February 17, 2021
Wholesale inventories increased, as did consumer prices. Meanwhile, layoffs declined.
Wholesale inventories rose to $651.5 billion at the end of December, which marked a 0.3 percent gain over November, the Census Bureau reported. That said, wholesale inventories still have to catch up to last year, given that December’s inventories were 1.6 percent below December 2019.
Some key categories that helped drive December’s inventory gains included alcohol, which grew 4.6 percent in December; furniture, which expanded 2.9 percent; professional equipment, which was up 2.6 percent; pharmaceuticals, which rose 2.2 percent; and farm products, which increased 1.9 percent.
Meanwhile, wholesale sales grew to $503.8 billion in December, which was 1.2 percent over November, and when compared to the same period last year, was up 1.7 percent from December 2019’s sales.
December’s gains helped narrow the inventory-to-sales ratio to 1.29. A declining ratio is welcome news, because it reflects an increasing demand for wholesale goods. Moreover, increased wholesale inventories indicate wholesalers’ anticipation of increased demand from the consumer sector, which drives roughly 70 percent of all U.S. economic activity.
Consumer prices were flat with the Consumer Price Index for All Urban Consumers grew by its fastest pace in five months in January, rising 0.3 percent for the month, according to last week’s report from the Bureau of Labor Statistics.
The big driver for January’s growth was energy prices, with gasoline prices rising 7.4 percent and the indexes for electricity and natural gas both rising 3.5 percent.
Meanwhile, the index for all items except for the volatile food and energy categories – known as core inflation – saw no change in January. That said, the report, along with a push on Capitol Hill for a broad stimulus package, did prompt economists to start discussing increased inflation.
“Though inflation remained moderate at the start of year, the opening up of the economy, the possibility of a bigger stimulus package making it through Congress, and shortages of inputs all point to warmer inflation in coming months,” BMO Capital Markets senior economist Jennifer Lee told MarketWatch.

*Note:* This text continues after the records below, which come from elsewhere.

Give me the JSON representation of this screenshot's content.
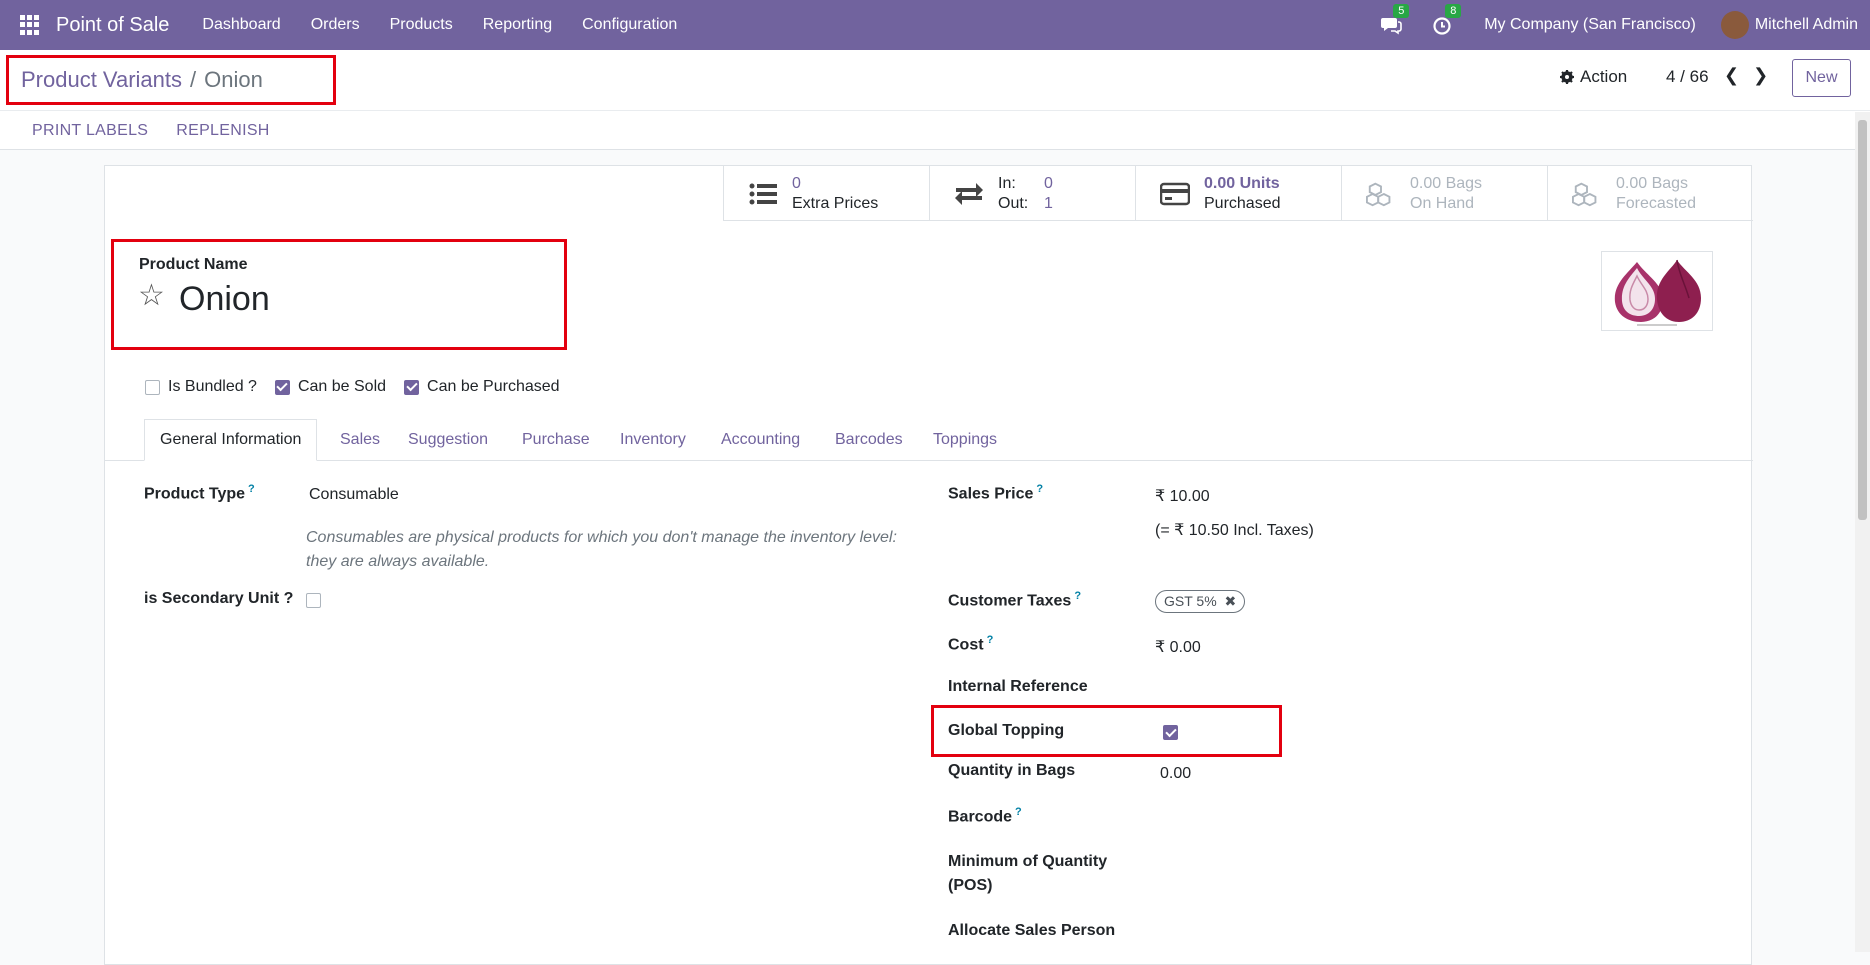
{
  "navbar": {
    "app_name": "Point of Sale",
    "menu": [
      "Dashboard",
      "Orders",
      "Products",
      "Reporting",
      "Configuration"
    ],
    "messages_count": "5",
    "activities_count": "8",
    "company": "My Company (San Francisco)",
    "user": "Mitchell Admin"
  },
  "breadcrumb": {
    "parent": "Product Variants",
    "separator": "/",
    "current": "Onion"
  },
  "control": {
    "action_label": "Action",
    "pager": "4 / 66",
    "new_label": "New"
  },
  "statusbar": {
    "print_labels": "PRINT LABELS",
    "replenish": "REPLENISH"
  },
  "smart_buttons": {
    "extra_prices": {
      "value": "0",
      "label": "Extra Prices"
    },
    "in_out": {
      "in_label": "In:",
      "in_value": "0",
      "out_label": "Out:",
      "out_value": "1"
    },
    "purchased": {
      "value": "0.00 Units",
      "label": "Purchased"
    },
    "on_hand": {
      "value": "0.00 Bags",
      "label": "On Hand"
    },
    "forecasted": {
      "value": "0.00 Bags",
      "label": "Forecasted"
    }
  },
  "product": {
    "name_label": "Product Name",
    "name": "Onion"
  },
  "checkboxes": [
    {
      "label": "Is Bundled ?",
      "checked": false
    },
    {
      "label": "Can be Sold",
      "checked": true
    },
    {
      "label": "Can be Purchased",
      "checked": true
    }
  ],
  "tabs": [
    "General Information",
    "Sales",
    "Suggestion",
    "Purchase",
    "Inventory",
    "Accounting",
    "Barcodes",
    "Toppings"
  ],
  "left_fields": {
    "product_type_label": "Product Type",
    "product_type_value": "Consumable",
    "product_type_help": "Consumables are physical products for which you don't manage the inventory level: they are always available.",
    "secondary_unit_label": "is Secondary Unit ?"
  },
  "right_fields": {
    "sales_price_label": "Sales Price",
    "sales_price_value": "₹ 10.00",
    "sales_price_incl": "(= ₹ 10.50 Incl. Taxes)",
    "customer_taxes_label": "Customer Taxes",
    "customer_taxes_tag": "GST 5%",
    "cost_label": "Cost",
    "cost_value": "₹ 0.00",
    "internal_ref_label": "Internal Reference",
    "global_topping_label": "Global Topping",
    "quantity_bags_label": "Quantity in Bags",
    "quantity_bags_value": "0.00",
    "barcode_label": "Barcode",
    "min_qty_label_1": "Minimum of Quantity",
    "min_qty_label_2": "(POS)",
    "allocate_label": "Allocate Sales Person"
  },
  "help_mark": "?",
  "colors": {
    "primary": "#71639e",
    "highlight": "#e3000f",
    "help": "#0180a5"
  }
}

Initial Jobless Claims
Looking at weekly layoffs data, initial jobless claims filed by recently unemployed Americans during the week ending February 6th fell to 793,000, a drop of 19,000 claims from the previous week’s 812,000 claims, the Employment and Training Administration reported last week.
The four-week moving average, which is considered a more stable measure of jobless claims, declined to 823,000, which was 33,500 claims lower than the preceding week’s average of 856,500 claims.
“We’re stuck at this very high level of claims, but activity is picking up,” ZipRecruiter.com labor economist Julia Pollak told the New York Times.
This week, we can expect:
Wednesday – Retail sales for January and business inventories for December from the Census Bureau; industrial production and capacity utilization for January from the Federal Reserve.
Thursday – Initial jobless claims for last week from the Employment and Training Administration; housing starts and building permits for January from the Census Bureau and the Department of Housing and Urban Development; import prices for January from the Bureau of Labor Statistics.
Friday – Existing home sales for January from the National Association of Realtors.
Please drop me an email or call if you have any questions – or someone you know is in need of expert advice. I love to help those you care about. If you have a referral please click the button down below. Your referrals are the heart and lifeblood of my business.
Mission San Jose Mortgage
2111 W. March Lane, Suite B100
Stockton, CA 95207